Brian Jud - Association of Publishers for Special SalesSuffice it to say, Brian eats, sleeps and breathes publishing and book marketing. I have often been amazed when in conversation with him at how his mind works, and all of the valuable insights and resources he has at his disposal.

I had the pleasure of meeting Brian in a social setting a couple of years ago, where we enjoyed talking about books, writing and the publishing industry in general. At that time, he was still very active in an organization that he’d started, the Connecticut Authors and Publishers Association. As a newbie in the midst of writing my first book, I aspired to be at that level someday and Brian was gracious with his knowledge and advice.

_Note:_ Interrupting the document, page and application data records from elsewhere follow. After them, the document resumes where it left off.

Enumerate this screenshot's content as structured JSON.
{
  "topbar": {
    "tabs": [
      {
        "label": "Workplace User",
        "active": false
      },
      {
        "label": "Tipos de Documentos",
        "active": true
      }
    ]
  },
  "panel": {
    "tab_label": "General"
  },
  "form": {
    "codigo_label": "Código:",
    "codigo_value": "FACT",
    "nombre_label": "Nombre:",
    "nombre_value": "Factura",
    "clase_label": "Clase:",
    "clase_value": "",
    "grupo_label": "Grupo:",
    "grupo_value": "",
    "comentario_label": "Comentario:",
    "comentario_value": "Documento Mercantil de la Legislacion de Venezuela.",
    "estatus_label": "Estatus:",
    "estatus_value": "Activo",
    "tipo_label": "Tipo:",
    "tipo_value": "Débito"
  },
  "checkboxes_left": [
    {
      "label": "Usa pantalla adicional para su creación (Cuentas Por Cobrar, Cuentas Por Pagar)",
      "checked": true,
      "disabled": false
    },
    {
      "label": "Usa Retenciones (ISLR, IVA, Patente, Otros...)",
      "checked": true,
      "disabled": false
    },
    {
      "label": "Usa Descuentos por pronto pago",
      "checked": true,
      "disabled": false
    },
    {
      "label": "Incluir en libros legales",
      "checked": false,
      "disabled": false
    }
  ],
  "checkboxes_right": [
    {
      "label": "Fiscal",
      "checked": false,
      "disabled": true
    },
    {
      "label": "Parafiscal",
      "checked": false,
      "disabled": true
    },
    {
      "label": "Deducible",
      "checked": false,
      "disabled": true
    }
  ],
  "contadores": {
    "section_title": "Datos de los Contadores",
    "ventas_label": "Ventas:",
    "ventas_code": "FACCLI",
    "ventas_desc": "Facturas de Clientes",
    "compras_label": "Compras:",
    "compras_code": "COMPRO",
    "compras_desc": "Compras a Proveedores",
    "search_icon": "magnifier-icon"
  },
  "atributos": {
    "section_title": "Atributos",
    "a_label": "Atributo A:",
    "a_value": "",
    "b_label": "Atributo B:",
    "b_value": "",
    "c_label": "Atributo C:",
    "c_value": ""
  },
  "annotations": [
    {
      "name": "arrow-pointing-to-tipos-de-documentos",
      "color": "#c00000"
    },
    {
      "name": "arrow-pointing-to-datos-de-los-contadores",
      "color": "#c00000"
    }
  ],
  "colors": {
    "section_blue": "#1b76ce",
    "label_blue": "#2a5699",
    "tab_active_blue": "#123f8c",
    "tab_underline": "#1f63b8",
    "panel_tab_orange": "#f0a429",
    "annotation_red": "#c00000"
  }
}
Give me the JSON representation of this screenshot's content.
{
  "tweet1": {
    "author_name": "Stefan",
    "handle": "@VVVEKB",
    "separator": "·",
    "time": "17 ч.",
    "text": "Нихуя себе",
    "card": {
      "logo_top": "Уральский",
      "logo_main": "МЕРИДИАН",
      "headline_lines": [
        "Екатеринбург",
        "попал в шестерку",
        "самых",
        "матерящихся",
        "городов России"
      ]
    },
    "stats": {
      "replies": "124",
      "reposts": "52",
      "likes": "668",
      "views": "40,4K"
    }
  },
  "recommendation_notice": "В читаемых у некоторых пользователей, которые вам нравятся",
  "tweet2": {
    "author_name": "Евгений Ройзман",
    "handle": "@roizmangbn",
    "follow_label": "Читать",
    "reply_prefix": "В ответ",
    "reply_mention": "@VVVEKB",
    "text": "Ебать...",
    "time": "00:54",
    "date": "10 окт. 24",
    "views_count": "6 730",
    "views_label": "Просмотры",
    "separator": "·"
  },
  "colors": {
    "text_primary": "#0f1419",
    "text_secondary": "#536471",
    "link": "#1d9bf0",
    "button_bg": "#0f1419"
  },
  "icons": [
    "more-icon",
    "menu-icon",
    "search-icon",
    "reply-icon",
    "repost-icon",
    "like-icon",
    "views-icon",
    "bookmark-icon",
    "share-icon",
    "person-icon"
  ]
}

That’s no less true today. Brian regularly speaks at writers’ conferences and other industry events, as well as providing consulting services, and focusing his efforts on more lucrative and “out of the box” sales activities related to book marketing and promotion. [Read more…]

How to Get More Endorsements on LinkedIn

There are many things you can do to optimize your LinkedIn profile, and an optimized profile means more profile views, right? After all, you’ll be showing up in search results more frequently…

The only problem is, people can endorse you for skills you don’t actually have… Thus skewing how you turn up in search results.

So, should you avoid adding skills to your profile? No!

But you must be wiling to manage things a bit. Just because someone endorses you for a new skill doesn’t mean you have to accept that endorsement.

I typically recommend that you start by choosing 50 skills that you possess. This way, you’re in charge of what skills people are likely to endorse you for.

The next step then is to ask other people to confirm that you possess those talents. LinkedIn also helps the process by periodically asking your connections if they can endorse a particular skill for you.

You’d think this could pretty much run on auto-pilot then, right?

Well… Not really… Depending on how well your connections know you, sometimes the endorsements can start being a bit skewed. [Read more…]

LinkedIn Announces Their Latest Profile Changes

Last week, LinkedIn announced the new LinkedIn Premium Experience, with new ways to make your profile stand out visually, suggestions to help you optimize your profile, the ability to stand out more in search results (think of Google’s AuthorRank here), opening the privacy settings on your profile to allow more people to find and engage with you, and better tracking ability to understand your impact and visibility.

[Note: The majority of these features are only available to paying LinkedIn customers at this time, but some will make their way into the free accounts over time as well.]

Enhance Your Profile Visually

Taking its cue from other social networks, LinkedIn now allows premium members to add a cover image to their profile. This can be a great way to extend your brand or give viewers a visual clue as to who you are and what you are like.

You’ll have access to:

  • Larger profile photos
  • Expanded backgrounds

Artfully combining the two can convey a rich story. For example, Richard Branson’s cover image is of clouds, with his profile picture looking upward, denoting his reputation for progressive ideas that push the normal boundaries of business (and that he owns an airline that’s reaching for the stars).

Richard Branson - Founder of Virgin

 

In a few months, all members will be able to add the custom profile background, which is great, if you find an artful way to use it! [Read more…]